TOLEDO (WTOL) - Earlier this year in a special report, “What’s Killing Our Babies,” WTOL 11 broke down the alarming data, regarding infant deaths in Toledo-Lucas County; in particular, the disparity between black and white baby deaths.

Now, the Health Department is releasing an eye-opening documentary, to raise awareness and hopefully help close that gap.

“He looked like he looked over for a minute, then he just died. The nurse, picks him up and I’m trying to run off because I can’t believe this and they said, ‘no, you hold your baby. You hold your baby.’ So I hold my baby and the last thing I remember is just his warm body, going cold,” said Ideshia Shumaker, who lost her baby boy in 2015.

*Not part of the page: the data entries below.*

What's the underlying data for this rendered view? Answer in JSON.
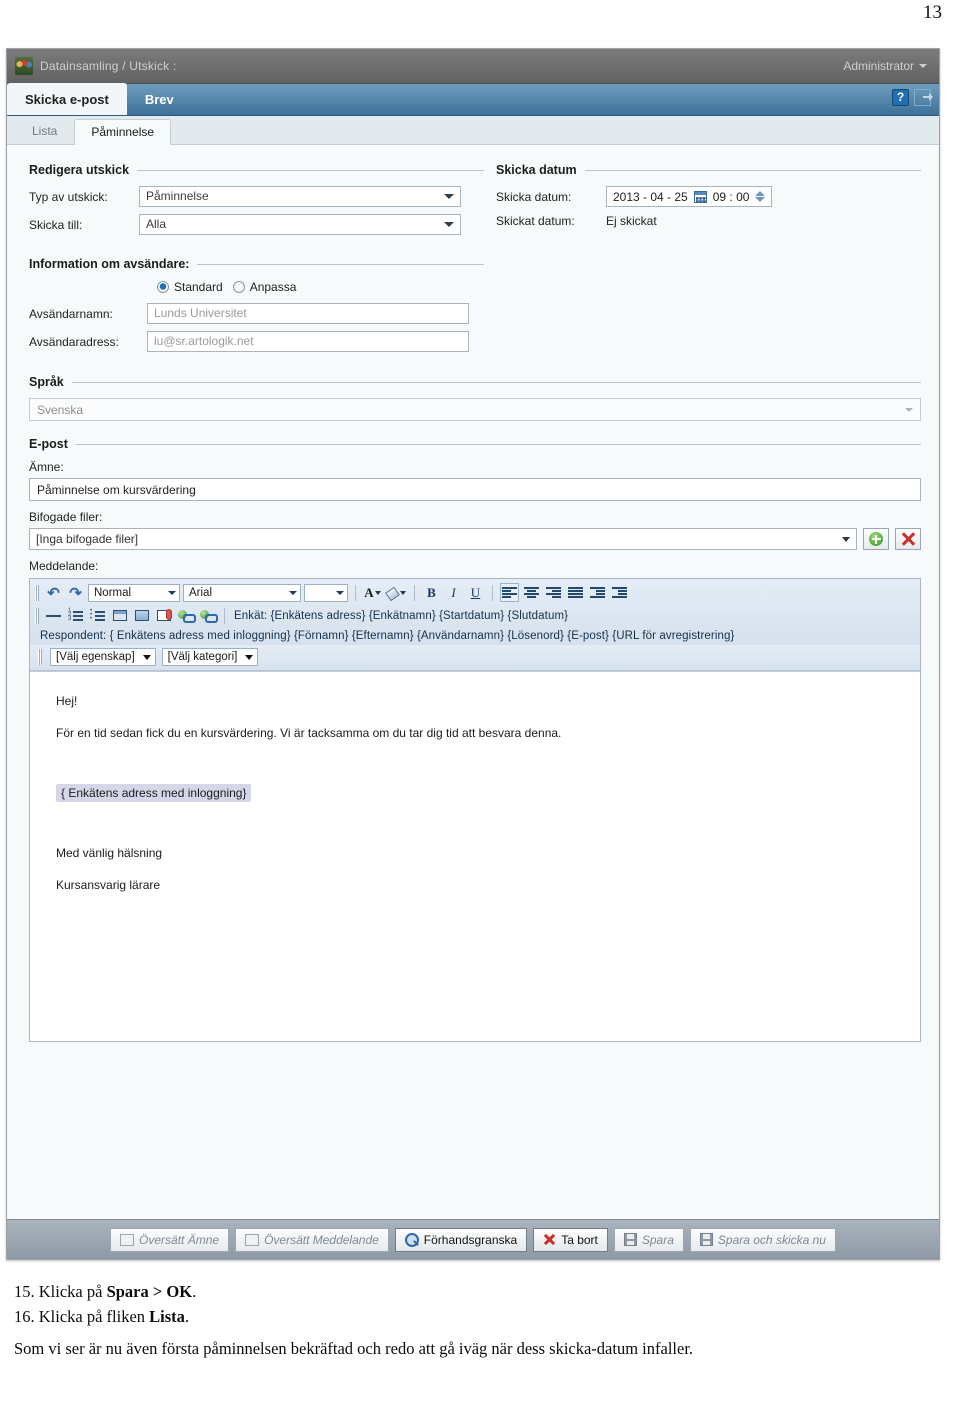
{
  "page": {
    "number": "13"
  },
  "window": {
    "breadcrumb": "Datainsamling / Utskick :",
    "user_menu": "Administrator",
    "help_label": "?",
    "logo_name": "artologik-logo"
  },
  "tabs": {
    "primary": [
      {
        "label": "Skicka e-post",
        "active": true
      },
      {
        "label": "Brev",
        "active": false
      }
    ],
    "secondary": [
      {
        "label": "Lista",
        "active": false
      },
      {
        "label": "Påminnelse",
        "active": true
      }
    ]
  },
  "form": {
    "edit_section": {
      "legend": "Redigera utskick",
      "type_label": "Typ av utskick:",
      "type_value": "Påminnelse",
      "recipient_label": "Skicka till:",
      "recipient_value": "Alla"
    },
    "date_section": {
      "legend": "Skicka datum",
      "send_date_label": "Skicka datum:",
      "send_date_value": "2013 - 04 - 25",
      "send_time_value": "09 : 00",
      "sent_date_label": "Skickat datum:",
      "sent_date_value": "Ej skickat"
    },
    "sender_section": {
      "legend": "Information om avsändare:",
      "radio_standard": "Standard",
      "radio_custom": "Anpassa",
      "selected": "Standard",
      "name_label": "Avsändarnamn:",
      "name_value": "Lunds Universitet",
      "address_label": "Avsändaradress:",
      "address_value": "lu@sr.artologik.net"
    },
    "language_section": {
      "legend": "Språk",
      "value": "Svenska"
    },
    "email_section": {
      "legend": "E-post",
      "subject_label": "Ämne:",
      "subject_value": "Påminnelse om kursvärdering",
      "attachments_label": "Bifogade filer:",
      "attachments_value": "[Inga bifogade filer]",
      "message_label": "Meddelande:"
    }
  },
  "editor": {
    "style_select": "Normal",
    "font_select": "Arial",
    "size_select": "",
    "buttons": {
      "undo": "↶",
      "redo": "↷",
      "bold": "B",
      "italic": "I",
      "underline": "U",
      "font_color": "A"
    },
    "tag_line_survey": "Enkät: {Enkätens adress} {Enkätnamn} {Startdatum} {Slutdatum}",
    "tag_line_respondent": "Respondent: { Enkätens adress med inloggning} {Förnamn} {Efternamn} {Användarnamn} {Lösenord} {E-post} {URL för avregistrering}",
    "property_select": "[Välj egenskap]",
    "category_select": "[Välj kategori]",
    "body": {
      "greeting": "Hej!",
      "paragraph": "För en tid sedan fick du en kursvärdering. Vi är tacksamma om du tar dig tid att besvara denna.",
      "tag": "{ Enkätens adress med inloggning}",
      "signoff": "Med vänlig hälsning",
      "sender": "Kursansvarig lärare"
    }
  },
  "footer_buttons": [
    {
      "label": "Översätt Ämne",
      "icon": "translate-icon",
      "enabled": false
    },
    {
      "label": "Översätt Meddelande",
      "icon": "translate-icon",
      "enabled": false
    },
    {
      "label": "Förhandsgranska",
      "icon": "preview-icon",
      "enabled": true
    },
    {
      "label": "Ta bort",
      "icon": "delete-icon",
      "enabled": true
    },
    {
      "label": "Spara",
      "icon": "save-icon",
      "enabled": false
    },
    {
      "label": "Spara och skicka nu",
      "icon": "save-icon",
      "enabled": false
    }
  ],
  "caption": {
    "step15_prefix": "15. Klicka på ",
    "step15_bold": "Spara > OK",
    "step15_suffix": ".",
    "step16_prefix": "16. Klicka på fliken ",
    "step16_bold": "Lista",
    "step16_suffix": ".",
    "summary": "Som vi ser är nu även första påminnelsen bekräftad och redo att gå iväg när dess skicka-datum infaller."
  }
}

She’s one of six families who relive their tragedies in a new documentary with the hope of helping others.

“I think what we have not done as a community, is put a personal face or a personal look on infant mortality. So that’s what this documentary does,” said Minority Health Supervisor with the Toledo Lucas County Health Department, Celeste Smith.

Celeste Smith is the Minority Health Supervisor of the Toledo Lucas County Health Department. She said there is a lack of awareness that infant mortality is a problem in our area.

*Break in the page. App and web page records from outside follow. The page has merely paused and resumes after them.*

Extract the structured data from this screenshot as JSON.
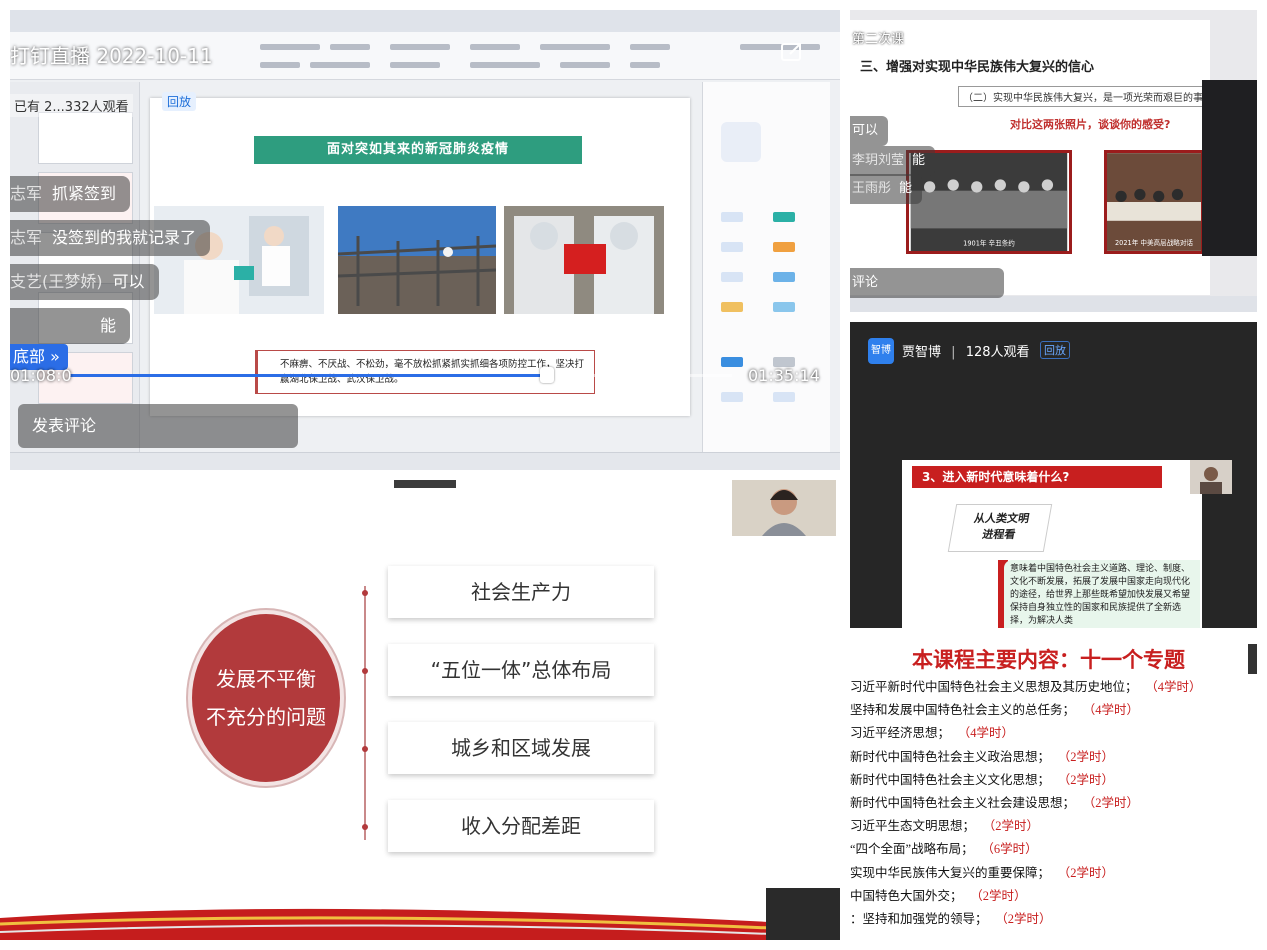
{
  "top_left_stream": {
    "title_date": "打钉直播  2022-10-11",
    "viewers_text": "已有 2...332人观看",
    "replay_badge": "回放",
    "slide_banner": "面对突如其来的新冠肺炎疫情",
    "slide_quote": "不麻痹、不厌战、不松劲，毫不放松抓紧抓实抓细各项防控工作，坚决打赢湖北保卫战、武汉保卫战。",
    "comments": [
      {
        "user": "志军",
        "text": "抓紧签到"
      },
      {
        "user": "志军",
        "text": "没签到的我就记录了"
      },
      {
        "user": "支艺(王梦娇)",
        "text": "可以"
      },
      {
        "user": "",
        "text": "能"
      }
    ],
    "jump_bottom_label": "底部 »",
    "time_current": "01:08:0",
    "time_total": "01:35:14",
    "progress_fraction": 0.72,
    "comment_placeholder": "发表评论"
  },
  "top_right_stream": {
    "session_label": "第二次课",
    "slide_heading": "三、增强对实现中华民族伟大复兴的信心",
    "slide_subheading": "（二）实现中华民族伟大复兴，是一项光荣而艰巨的事业",
    "slide_question": "对比这两张照片，谈谈你的感受?",
    "photo_left_caption": "1901年 辛丑条约",
    "photo_right_caption": "2021年 中美高层战略对话",
    "comments": [
      {
        "user": "",
        "text": "可以"
      },
      {
        "user": "李玥刘莹",
        "text": "能"
      },
      {
        "user": "王雨彤",
        "text": "能"
      }
    ],
    "comment_placeholder": "评论"
  },
  "mid_right_stream": {
    "host_avatar": "智博",
    "host_name": "贾智博",
    "separator": "|",
    "viewers_text": "128人观看",
    "replay_badge": "回放",
    "slide_title": "3、进入新时代意味着什么?",
    "badge_line1": "从人类文明",
    "badge_line2": "进程看",
    "body_text": "意味着中国特色社会主义道路、理论、制度、文化不断发展，拓展了发展中国家走向现代化的途径，给世界上那些既希望加快发展又希望保持自身独立性的国家和民族提供了全新选择，为解决人类"
  },
  "bottom_left_slide": {
    "center_line1": "发展不平衡",
    "center_line2": "不充分的问题",
    "items": [
      "社会生产力",
      "“五位一体”总体布局",
      "城乡和区域发展",
      "收入分配差距"
    ]
  },
  "course_list": {
    "title": "本课程主要内容：十一个专题",
    "items": [
      {
        "name": "习近平新时代中国特色社会主义思想及其历史地位；",
        "hours": "（4学时）"
      },
      {
        "name": "坚持和发展中国特色社会主义的总任务；",
        "hours": "（4学时）"
      },
      {
        "name": "习近平经济思想；",
        "hours": "（4学时）"
      },
      {
        "name": "新时代中国特色社会主义政治思想；",
        "hours": "（2学时）"
      },
      {
        "name": "新时代中国特色社会主义文化思想；",
        "hours": "（2学时）"
      },
      {
        "name": "新时代中国特色社会主义社会建设思想；",
        "hours": "（2学时）"
      },
      {
        "name": "习近平生态文明思想；",
        "hours": "（2学时）"
      },
      {
        "name": "“四个全面”战略布局；",
        "hours": "（6学时）"
      },
      {
        "name": "实现中华民族伟大复兴的重要保障；",
        "hours": "（2学时）"
      },
      {
        "name": "中国特色大国外交；",
        "hours": "（2学时）"
      },
      {
        "name": "：坚持和加强党的领导；",
        "hours": "（2学时）"
      }
    ]
  },
  "colors": {
    "accent_blue": "#2b6de6",
    "accent_red": "#c81f1f",
    "banner_green": "#2e9d7f"
  }
}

The documentary titled “Infant Mortality: Black and White in Lucas County” specifically addresses the disparity between black and white infant deaths. Alarming, new data shows, in Lucas County, 6.7 white babies died, compared to 17.5 black babies, per 1,000 live births.

“One of the predictors of the health of a community is by the way that community takes care of its babies. And right now in Toledo-Lucas County, we’re not doing a good job of saving our babies,” said Smith.

The health department hopes to raise awareness with the documentary and also have it used as a teaching tool.

The health department invites everyone out to see the documentary Tuesday evening at 5:30 p.m. at Start High School. There will be a second streaming on Saturday at 1 p.m. at the Ohio Theatre.